The Republican lawmaker acknowledges that complaints from Cookeville got his attention. City council members have told him that Nashville ships its homeless here, Bailey said. It’s a rumor many in Cookeville have heard and Bailey seems to believe. When Nashville fenced off a downtown park for renovation recently, the homeless people who frequented it disappeared. “Where did they go?” Bailey asked.
Atnip laughed at the idea of people shipped in from Nashville. She was living in nearby Monterey when she lost her home and had to send her children to live with her parents. She has received some government help, but not enough to get her back on her feet, she said. At one point she got a housing voucher but couldn’t find a landlord who would accept it. She and her new husband saved enough to finance a used car and were working as delivery drivers until it broke down. Now she’s afraid they will lose the car and have to move to a tent, though she isn’t sure where they will pitch it.
“It seems like once one thing goes wrong, it kind of snowballs,” Atnip said. “We were making money with DoorDash. Our bills were paid. We were saving. Then the car goes kaput and everything goes bad.”

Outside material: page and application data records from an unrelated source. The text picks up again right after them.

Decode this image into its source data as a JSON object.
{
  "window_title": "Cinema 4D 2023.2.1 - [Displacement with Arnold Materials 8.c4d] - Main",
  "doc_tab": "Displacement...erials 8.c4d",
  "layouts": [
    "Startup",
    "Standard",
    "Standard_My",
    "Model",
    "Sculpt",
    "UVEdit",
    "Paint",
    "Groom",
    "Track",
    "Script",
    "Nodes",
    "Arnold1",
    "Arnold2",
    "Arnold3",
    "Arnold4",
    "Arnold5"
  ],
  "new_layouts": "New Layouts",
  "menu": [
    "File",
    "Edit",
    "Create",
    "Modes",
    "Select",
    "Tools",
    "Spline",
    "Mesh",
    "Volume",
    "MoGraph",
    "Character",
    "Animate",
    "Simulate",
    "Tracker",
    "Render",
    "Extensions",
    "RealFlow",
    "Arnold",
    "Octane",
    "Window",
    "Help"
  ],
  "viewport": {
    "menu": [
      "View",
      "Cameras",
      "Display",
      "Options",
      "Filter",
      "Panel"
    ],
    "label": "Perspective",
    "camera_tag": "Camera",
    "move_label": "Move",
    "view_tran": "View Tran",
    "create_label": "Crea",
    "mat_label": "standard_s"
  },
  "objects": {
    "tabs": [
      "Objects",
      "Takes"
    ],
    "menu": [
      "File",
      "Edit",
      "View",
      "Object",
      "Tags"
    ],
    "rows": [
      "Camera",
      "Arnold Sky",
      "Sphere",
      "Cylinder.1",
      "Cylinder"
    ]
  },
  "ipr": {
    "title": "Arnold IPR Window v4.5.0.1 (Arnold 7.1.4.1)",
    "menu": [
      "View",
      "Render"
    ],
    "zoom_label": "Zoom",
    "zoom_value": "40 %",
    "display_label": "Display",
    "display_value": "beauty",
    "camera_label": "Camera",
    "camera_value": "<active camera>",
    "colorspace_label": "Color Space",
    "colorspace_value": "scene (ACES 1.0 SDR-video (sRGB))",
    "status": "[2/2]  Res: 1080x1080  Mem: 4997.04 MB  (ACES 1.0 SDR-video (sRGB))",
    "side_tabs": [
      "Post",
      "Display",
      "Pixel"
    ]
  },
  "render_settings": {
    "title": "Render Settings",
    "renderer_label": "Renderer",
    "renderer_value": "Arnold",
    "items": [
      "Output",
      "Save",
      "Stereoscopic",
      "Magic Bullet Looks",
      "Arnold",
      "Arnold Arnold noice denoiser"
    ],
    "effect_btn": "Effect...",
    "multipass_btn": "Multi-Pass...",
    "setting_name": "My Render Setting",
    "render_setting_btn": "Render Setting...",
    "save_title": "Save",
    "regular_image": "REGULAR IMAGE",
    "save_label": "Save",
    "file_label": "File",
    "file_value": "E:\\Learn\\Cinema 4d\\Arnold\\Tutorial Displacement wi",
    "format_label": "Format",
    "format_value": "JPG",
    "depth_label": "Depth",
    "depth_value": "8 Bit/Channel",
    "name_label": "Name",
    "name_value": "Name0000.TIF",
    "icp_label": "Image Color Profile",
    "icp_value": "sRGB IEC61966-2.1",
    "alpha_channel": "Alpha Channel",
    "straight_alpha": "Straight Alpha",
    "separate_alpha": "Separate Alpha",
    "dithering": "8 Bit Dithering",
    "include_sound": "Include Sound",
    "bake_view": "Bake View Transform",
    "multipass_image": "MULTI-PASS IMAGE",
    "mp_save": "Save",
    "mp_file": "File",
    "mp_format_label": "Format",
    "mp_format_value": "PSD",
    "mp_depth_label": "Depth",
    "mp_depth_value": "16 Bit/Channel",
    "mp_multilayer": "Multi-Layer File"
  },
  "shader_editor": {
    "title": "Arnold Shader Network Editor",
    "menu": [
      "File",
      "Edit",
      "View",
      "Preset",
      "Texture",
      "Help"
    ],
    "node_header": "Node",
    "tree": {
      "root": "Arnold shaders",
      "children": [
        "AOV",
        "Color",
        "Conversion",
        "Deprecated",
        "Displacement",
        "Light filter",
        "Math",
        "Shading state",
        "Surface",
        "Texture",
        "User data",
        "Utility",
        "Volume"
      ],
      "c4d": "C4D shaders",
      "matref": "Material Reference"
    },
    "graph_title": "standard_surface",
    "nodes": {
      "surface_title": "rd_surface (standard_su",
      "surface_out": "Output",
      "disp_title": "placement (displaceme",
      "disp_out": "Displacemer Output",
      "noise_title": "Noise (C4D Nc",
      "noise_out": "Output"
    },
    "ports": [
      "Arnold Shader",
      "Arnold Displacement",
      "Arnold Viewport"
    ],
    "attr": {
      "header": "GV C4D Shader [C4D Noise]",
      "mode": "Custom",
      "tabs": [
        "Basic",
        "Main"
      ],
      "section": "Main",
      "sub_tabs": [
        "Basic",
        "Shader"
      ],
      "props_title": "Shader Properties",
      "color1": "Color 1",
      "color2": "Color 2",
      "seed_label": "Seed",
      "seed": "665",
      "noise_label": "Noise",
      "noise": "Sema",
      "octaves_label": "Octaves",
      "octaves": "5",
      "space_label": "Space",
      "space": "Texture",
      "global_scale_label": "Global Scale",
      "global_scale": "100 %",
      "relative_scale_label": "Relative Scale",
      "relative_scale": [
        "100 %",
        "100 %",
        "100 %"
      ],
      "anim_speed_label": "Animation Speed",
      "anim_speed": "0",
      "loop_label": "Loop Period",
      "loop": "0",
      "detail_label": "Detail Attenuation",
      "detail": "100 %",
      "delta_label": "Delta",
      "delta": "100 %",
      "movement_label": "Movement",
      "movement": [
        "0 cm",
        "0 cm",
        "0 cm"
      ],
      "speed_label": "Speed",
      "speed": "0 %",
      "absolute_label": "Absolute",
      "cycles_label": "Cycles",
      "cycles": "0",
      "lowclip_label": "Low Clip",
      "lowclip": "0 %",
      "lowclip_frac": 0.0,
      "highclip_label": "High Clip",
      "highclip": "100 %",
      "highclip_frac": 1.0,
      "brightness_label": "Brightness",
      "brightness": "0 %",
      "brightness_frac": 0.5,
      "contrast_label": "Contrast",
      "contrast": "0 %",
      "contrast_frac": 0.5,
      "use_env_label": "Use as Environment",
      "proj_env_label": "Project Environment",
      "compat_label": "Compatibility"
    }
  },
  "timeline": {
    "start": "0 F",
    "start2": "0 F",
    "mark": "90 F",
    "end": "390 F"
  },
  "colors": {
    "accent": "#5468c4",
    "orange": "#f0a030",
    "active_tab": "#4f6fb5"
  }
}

Eldridge, who has worked with Cookeville’s homeless for a decade, is an unexpected advocate of the camping ban. He said he wants to continue helping the homeless, but some people aren’t motivated to improve their situation. Some are addicted to drugs, he said, and some are hiding from law enforcement. Eldridge estimates there are about 60 people living outside more or less permanently in Cookeville, and he knows them all